DATA RECORDS:
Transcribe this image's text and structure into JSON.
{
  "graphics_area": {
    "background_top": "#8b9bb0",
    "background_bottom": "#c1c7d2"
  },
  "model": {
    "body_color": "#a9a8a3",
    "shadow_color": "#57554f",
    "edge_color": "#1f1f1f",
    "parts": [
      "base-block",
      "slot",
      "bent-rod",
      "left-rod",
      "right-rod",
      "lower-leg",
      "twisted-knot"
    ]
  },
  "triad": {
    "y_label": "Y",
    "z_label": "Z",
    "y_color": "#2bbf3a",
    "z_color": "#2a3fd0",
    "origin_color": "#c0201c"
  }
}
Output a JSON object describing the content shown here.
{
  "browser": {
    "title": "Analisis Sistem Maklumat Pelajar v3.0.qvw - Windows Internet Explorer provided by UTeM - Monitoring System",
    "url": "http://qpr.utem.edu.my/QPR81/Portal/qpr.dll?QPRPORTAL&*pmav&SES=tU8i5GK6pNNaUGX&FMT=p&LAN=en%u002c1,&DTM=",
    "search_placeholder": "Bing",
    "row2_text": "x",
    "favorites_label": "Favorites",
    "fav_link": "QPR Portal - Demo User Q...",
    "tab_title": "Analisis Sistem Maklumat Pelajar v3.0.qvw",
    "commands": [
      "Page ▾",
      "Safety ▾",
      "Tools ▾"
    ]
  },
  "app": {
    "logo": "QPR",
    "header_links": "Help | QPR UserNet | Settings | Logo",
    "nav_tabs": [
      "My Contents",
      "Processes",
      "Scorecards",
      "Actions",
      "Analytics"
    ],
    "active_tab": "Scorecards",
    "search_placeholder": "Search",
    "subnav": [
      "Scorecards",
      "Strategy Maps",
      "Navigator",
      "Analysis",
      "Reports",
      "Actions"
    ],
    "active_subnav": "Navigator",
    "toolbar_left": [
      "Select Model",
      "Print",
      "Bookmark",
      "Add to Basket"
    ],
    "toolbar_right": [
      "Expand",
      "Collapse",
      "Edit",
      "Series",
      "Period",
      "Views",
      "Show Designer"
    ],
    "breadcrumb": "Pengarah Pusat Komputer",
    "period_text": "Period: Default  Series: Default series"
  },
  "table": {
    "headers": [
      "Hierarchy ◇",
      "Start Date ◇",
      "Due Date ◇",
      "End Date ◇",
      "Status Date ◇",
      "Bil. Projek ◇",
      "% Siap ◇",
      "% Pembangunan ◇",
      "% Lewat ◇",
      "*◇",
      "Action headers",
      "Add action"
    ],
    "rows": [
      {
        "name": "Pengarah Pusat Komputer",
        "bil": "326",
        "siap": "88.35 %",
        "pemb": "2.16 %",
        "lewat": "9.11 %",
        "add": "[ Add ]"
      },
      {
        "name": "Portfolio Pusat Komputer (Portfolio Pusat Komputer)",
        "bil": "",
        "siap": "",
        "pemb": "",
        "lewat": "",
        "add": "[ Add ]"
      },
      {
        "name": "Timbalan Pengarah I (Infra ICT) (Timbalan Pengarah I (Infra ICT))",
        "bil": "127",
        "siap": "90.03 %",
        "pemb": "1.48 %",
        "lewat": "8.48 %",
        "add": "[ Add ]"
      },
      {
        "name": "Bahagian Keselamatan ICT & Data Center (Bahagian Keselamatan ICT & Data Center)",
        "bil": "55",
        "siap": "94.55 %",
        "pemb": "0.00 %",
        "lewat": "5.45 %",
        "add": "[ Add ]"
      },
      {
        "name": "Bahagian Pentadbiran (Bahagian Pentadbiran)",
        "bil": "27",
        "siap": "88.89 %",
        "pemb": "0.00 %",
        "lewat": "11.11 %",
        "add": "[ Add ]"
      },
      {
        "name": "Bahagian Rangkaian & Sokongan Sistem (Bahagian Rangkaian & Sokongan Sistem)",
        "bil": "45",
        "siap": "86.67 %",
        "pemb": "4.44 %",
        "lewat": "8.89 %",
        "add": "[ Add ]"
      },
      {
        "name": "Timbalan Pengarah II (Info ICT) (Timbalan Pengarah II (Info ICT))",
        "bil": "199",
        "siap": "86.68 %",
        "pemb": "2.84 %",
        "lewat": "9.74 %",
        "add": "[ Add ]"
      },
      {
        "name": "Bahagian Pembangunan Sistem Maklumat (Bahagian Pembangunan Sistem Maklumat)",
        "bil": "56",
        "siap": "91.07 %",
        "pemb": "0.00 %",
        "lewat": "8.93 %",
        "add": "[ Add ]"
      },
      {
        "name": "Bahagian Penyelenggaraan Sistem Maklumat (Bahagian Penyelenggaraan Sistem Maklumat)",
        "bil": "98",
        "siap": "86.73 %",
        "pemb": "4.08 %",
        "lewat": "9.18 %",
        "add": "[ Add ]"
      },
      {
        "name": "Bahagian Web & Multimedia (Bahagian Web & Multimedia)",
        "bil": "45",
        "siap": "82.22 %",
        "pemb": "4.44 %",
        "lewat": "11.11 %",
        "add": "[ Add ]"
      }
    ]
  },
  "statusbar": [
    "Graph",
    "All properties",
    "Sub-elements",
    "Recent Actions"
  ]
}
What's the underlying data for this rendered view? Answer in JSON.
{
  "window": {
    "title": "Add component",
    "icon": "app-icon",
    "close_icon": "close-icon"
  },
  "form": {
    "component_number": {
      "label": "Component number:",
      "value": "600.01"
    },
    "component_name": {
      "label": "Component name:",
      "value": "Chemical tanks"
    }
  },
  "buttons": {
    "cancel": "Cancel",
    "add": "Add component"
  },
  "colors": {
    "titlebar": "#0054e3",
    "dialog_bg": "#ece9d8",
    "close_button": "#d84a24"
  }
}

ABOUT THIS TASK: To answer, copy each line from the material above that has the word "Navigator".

FINAL ANSWER:
      "Navigator",
    "active_subnav": "Navigator",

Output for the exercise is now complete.